▶ _Input data_
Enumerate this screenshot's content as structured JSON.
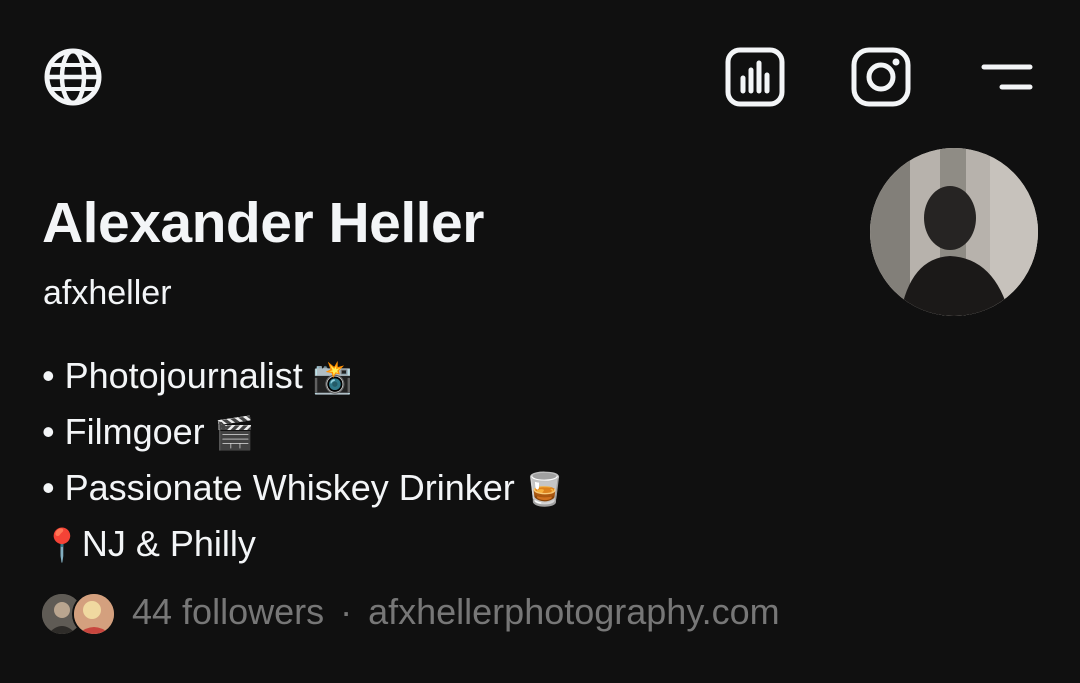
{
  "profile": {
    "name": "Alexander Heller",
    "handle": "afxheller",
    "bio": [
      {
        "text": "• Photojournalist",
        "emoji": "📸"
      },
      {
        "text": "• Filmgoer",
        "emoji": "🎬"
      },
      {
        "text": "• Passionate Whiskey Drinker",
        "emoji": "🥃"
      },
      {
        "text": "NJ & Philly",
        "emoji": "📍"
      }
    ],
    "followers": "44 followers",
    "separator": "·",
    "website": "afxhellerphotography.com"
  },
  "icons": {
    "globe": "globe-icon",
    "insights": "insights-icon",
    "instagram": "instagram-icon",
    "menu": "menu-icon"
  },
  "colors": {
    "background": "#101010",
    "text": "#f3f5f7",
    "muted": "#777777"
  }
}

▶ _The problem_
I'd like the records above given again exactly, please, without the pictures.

▶ _Task response_
Enumerate this screenshot's content as structured JSON.
{
  "profile": {
    "name": "Alexander Heller",
    "handle": "afxheller",
    "bio": [
      {
        "text": "• Photojournalist",
        "emoji": "📸"
      },
      {
        "text": "• Filmgoer",
        "emoji": "🎬"
      },
      {
        "text": "• Passionate Whiskey Drinker",
        "emoji": "🥃"
      },
      {
        "text": "NJ & Philly",
        "emoji": "📍"
      }
    ],
    "followers": "44 followers",
    "separator": "·",
    "website": "afxhellerphotography.com"
  },
  "icons": {
    "globe": "globe-icon",
    "insights": "insights-icon",
    "instagram": "instagram-icon",
    "menu": "menu-icon"
  },
  "colors": {
    "background": "#101010",
    "text": "#f3f5f7",
    "muted": "#777777"
  }
}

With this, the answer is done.